(Dataset records begins)
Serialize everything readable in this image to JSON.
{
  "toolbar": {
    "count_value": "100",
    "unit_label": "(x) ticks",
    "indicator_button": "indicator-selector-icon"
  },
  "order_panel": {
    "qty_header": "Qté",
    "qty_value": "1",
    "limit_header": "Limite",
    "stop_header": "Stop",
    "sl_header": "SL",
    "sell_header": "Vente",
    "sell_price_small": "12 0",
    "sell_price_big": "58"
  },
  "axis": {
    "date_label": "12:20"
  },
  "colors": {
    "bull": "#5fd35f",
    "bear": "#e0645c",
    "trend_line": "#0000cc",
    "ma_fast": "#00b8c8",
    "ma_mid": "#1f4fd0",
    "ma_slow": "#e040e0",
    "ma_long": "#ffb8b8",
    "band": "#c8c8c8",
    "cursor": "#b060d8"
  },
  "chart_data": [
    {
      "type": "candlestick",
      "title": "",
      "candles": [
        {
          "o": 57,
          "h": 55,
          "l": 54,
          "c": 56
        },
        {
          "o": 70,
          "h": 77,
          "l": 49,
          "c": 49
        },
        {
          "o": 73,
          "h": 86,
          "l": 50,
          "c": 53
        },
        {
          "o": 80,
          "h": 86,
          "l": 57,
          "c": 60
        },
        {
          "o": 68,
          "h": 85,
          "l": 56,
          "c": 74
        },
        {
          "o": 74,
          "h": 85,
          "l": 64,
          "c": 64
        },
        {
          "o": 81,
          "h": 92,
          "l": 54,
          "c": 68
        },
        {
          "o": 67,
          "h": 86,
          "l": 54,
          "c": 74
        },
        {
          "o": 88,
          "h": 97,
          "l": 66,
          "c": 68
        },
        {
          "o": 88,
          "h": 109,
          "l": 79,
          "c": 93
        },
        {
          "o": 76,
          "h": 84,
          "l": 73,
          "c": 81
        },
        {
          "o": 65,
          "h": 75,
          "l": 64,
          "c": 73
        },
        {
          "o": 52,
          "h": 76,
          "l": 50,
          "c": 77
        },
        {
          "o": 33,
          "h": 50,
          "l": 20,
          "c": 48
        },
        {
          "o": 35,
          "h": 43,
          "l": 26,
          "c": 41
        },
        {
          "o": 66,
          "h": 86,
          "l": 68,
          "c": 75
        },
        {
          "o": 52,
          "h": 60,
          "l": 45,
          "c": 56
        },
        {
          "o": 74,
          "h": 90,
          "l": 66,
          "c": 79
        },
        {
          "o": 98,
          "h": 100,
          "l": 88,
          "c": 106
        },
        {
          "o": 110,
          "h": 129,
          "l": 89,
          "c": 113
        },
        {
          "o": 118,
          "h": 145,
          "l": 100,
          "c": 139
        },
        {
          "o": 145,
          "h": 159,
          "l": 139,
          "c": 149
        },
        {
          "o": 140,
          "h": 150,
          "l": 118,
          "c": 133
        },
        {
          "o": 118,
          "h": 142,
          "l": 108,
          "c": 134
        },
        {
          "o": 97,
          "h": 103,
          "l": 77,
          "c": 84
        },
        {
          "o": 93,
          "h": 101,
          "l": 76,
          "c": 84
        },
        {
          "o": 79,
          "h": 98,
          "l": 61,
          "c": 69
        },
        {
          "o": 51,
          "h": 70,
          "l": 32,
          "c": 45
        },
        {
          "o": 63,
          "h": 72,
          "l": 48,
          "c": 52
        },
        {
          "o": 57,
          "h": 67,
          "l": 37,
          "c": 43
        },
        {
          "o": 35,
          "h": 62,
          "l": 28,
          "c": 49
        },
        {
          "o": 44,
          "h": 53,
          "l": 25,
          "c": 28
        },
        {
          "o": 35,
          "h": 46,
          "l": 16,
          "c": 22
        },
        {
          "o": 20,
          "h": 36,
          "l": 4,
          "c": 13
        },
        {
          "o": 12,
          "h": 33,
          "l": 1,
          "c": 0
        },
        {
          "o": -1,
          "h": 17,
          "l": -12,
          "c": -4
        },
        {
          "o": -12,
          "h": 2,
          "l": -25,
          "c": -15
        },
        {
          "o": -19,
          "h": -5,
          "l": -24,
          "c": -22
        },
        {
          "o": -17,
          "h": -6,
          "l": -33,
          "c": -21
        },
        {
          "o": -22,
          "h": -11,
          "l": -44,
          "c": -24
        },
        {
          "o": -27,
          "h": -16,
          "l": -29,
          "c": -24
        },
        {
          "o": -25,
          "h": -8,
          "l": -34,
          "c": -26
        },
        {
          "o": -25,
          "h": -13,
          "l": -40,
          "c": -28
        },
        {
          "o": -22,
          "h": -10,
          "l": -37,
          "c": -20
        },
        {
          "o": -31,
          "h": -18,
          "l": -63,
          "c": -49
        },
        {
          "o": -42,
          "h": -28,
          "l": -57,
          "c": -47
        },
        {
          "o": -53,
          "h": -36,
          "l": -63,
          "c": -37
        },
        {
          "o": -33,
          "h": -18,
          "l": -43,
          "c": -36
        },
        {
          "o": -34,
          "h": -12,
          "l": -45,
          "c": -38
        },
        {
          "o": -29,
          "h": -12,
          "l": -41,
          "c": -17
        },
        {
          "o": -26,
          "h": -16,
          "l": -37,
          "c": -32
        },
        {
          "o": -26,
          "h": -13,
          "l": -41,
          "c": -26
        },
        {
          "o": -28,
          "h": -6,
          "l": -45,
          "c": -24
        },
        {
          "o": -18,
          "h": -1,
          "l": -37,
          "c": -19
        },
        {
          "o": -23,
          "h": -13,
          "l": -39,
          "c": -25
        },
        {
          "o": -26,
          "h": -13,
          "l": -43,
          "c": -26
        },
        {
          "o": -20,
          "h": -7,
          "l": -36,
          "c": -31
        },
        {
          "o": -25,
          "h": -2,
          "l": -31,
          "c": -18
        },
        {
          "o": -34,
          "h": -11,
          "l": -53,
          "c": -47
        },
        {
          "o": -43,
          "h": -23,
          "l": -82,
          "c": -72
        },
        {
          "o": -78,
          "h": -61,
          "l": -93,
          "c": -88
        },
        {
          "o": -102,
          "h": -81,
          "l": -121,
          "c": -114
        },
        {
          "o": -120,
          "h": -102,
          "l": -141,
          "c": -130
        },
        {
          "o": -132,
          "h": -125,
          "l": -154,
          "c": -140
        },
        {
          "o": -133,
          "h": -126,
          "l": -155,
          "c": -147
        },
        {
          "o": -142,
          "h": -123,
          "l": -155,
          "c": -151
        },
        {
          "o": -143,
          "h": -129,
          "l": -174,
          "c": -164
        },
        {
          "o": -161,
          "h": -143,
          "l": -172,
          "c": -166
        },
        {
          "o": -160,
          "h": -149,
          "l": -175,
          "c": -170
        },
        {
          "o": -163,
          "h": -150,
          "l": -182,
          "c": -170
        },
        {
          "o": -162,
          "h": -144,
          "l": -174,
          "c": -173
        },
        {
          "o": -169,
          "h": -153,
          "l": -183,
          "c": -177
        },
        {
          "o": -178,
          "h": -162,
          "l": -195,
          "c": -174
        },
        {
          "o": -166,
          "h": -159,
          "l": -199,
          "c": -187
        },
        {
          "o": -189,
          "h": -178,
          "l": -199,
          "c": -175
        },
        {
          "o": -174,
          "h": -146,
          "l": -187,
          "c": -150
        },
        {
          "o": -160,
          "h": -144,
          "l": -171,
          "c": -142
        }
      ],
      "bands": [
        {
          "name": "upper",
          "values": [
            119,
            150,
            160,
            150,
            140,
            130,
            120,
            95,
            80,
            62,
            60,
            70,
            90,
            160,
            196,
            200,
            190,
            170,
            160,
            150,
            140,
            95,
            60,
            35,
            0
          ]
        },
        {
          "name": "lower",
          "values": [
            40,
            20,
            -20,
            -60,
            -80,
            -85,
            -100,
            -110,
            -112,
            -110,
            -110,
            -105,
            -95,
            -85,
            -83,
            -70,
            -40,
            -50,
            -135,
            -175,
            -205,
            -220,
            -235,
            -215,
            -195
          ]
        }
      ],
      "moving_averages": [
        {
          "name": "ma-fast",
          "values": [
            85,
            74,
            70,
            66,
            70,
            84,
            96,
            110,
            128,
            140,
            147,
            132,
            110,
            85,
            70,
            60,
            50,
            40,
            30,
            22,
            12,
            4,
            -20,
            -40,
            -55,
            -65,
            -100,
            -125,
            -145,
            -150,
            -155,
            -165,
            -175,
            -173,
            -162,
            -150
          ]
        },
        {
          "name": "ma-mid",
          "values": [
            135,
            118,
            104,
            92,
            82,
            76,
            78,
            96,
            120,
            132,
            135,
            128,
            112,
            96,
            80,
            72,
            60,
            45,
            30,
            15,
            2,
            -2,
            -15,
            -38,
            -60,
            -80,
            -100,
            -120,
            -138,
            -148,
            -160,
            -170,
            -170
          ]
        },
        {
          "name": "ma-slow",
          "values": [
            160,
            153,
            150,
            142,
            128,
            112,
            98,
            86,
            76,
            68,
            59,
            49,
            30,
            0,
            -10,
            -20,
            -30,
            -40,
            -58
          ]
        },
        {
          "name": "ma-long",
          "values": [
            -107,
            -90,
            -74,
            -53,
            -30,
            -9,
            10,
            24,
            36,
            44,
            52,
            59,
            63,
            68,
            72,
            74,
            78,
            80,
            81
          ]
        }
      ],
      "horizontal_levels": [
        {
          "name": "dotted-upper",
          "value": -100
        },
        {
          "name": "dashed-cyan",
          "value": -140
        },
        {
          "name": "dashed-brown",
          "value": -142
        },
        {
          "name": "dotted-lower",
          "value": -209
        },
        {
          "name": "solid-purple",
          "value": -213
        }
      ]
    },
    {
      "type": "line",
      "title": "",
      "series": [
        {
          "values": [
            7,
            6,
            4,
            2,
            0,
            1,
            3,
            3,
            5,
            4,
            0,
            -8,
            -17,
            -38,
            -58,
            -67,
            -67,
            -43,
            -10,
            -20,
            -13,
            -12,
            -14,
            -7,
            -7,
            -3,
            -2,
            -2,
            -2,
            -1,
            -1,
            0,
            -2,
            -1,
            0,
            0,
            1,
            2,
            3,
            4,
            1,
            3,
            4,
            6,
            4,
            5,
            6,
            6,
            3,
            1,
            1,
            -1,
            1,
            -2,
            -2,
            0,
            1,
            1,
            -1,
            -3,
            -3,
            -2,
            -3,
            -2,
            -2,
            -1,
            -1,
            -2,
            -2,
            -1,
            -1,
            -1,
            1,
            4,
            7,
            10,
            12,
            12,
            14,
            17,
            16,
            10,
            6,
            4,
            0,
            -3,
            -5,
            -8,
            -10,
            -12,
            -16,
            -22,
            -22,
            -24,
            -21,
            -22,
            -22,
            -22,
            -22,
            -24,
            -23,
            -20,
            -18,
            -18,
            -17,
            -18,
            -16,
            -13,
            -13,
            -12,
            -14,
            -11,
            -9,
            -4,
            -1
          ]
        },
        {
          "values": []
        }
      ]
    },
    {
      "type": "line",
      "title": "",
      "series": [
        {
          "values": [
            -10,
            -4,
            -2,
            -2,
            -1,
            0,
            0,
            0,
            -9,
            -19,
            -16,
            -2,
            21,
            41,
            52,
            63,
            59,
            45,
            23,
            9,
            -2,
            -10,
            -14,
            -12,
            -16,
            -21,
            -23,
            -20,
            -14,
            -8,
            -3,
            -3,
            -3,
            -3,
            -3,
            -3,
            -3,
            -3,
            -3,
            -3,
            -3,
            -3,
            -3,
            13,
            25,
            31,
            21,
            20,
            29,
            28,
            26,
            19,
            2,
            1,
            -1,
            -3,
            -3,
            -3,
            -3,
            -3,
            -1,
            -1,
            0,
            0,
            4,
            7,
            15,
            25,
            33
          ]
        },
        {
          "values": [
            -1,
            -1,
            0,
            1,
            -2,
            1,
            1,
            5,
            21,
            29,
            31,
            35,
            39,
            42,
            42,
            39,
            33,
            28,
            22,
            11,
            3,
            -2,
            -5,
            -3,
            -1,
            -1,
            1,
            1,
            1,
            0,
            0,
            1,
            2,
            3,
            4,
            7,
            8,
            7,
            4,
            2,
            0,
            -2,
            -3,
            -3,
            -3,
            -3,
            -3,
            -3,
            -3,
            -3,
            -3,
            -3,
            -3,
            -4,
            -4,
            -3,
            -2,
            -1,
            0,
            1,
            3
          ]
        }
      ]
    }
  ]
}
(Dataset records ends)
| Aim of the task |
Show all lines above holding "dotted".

| Answer for this exercise |
          "name": "dotted-upper",
          "name": "dotted-lower",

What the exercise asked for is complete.